By SANDY COHEN
The Associated Press
Monday, March 12, 2007; 10:04 PM
LOS ANGELES -- An ancient battle. A little-known director. An R rating. No major movie stars.
These are the unlikely ingredients of the weekend's top-grossing film, "300." It earned almost $71 million, making it the best March movie opening in history.
"There's no formula for why it should work other than the movie strikes a nerve," said director Zack Snyder. "It enters pop culture pretty deep because, in some ways, it's all the things we've been deprived of by Hollywood."
It wasn't made by committee, Snyder said: "It's uncompromising, it's particular and it's a hell of a good time. I think the audience could smell that a mile away."
Based on Frank Miller's graphic novel, "300" stars Gerard Butler as Leonidas, king of the Greek city-state of Sparta, who leads his vastly outnumbered men against the Persian invaders. Filmmakers used digitally built backgrounds to re-create the look of Miller's graphic novel, a technique similar to that used on the movie adaptation of Miller's "Sin City."

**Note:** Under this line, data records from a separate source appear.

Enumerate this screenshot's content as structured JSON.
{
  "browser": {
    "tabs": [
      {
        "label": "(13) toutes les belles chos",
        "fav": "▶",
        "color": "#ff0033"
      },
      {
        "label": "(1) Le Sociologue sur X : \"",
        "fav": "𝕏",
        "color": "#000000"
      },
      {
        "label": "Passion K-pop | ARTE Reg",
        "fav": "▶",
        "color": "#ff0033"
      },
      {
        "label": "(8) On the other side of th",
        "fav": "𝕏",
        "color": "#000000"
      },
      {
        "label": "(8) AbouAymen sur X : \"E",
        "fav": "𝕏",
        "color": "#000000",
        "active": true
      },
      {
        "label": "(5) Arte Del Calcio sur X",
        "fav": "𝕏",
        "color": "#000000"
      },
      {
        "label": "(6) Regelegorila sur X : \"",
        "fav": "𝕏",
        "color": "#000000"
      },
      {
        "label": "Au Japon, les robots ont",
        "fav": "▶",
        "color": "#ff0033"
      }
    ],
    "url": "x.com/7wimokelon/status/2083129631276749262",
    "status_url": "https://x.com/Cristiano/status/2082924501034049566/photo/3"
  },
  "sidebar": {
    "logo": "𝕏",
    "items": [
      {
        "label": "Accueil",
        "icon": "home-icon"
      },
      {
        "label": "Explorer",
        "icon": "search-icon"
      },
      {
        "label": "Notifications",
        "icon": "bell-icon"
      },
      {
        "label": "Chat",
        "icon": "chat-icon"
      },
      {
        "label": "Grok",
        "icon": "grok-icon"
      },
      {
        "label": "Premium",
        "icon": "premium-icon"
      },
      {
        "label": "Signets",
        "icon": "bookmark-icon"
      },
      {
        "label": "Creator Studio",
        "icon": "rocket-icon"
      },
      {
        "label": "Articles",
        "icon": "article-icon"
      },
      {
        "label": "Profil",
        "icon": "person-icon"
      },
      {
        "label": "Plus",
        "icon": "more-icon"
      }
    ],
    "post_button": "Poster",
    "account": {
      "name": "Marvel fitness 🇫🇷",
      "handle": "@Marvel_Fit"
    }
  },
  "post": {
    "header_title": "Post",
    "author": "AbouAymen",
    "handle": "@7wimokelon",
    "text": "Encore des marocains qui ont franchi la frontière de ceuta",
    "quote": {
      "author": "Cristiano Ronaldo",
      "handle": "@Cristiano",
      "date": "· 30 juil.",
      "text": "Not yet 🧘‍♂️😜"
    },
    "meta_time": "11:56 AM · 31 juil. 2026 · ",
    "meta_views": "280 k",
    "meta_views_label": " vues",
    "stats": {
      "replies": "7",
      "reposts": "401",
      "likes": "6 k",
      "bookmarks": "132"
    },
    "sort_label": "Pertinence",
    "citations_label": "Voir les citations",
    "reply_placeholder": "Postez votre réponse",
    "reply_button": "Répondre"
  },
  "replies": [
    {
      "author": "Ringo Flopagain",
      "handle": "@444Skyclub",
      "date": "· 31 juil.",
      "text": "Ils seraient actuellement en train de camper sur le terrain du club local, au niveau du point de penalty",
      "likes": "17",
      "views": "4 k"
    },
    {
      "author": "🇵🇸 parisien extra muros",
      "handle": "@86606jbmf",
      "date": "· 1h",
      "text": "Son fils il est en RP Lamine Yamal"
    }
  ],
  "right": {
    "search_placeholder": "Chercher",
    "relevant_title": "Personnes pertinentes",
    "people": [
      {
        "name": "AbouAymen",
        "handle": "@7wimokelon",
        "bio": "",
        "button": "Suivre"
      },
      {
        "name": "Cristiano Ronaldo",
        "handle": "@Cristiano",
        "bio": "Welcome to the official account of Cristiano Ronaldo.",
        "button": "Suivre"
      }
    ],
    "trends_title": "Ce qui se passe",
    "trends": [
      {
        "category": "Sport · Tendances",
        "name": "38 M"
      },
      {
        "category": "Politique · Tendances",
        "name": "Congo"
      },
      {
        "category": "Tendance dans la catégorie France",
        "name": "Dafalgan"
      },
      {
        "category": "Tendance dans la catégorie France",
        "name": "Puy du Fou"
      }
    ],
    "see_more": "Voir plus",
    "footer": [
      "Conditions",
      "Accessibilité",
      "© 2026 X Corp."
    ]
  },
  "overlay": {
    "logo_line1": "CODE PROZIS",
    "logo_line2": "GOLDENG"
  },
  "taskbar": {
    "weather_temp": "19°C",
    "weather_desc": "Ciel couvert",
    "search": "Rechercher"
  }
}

But technology alone does not a hit movie make. Producer Mark Canton attributed the film's success to Snyder's "brilliant" vision.
"This was a movie that was technologically evolutionary and the storytelling was so profound that (moviegoers) were rooting for the characters," Canton said. "There are themes of heroism, the few standing up against the many, and at last you have a woman in an epic movie who's every bit the partner of the man she's with."
The movie, from Warner Bros., is rated R _ normally a damper on a film's blockbuster potential because it keeps away many male teen viewers. But "300" wound up with the third-best debut ever for an R-rated movie, behind "The Matrix Reloaded" at $91.8 million and "The Passion of the Christ" at $83.8 million.
"Our little movie has no stars, an R rating and a story that nobody knew about," Snyder said. "It's kind of an anomaly."
It helped that the film's violence was stylized, not gory, Canton said: "There was no yuck factor."
"Women love the movie much more than we had ever thought," Snyder said. "That's the thing that made the difference."
A MySpace.com advertising blitz that splashed every profile on the site with "300" ads also sparked interest.
"MySpace had an enormous impact," Canton said. "But it has transcended the limitations of the Internet or the graphic novel. Once you make a great movie, word can spread very quickly."
Warner Bros. is a unit of Time Warner Inc.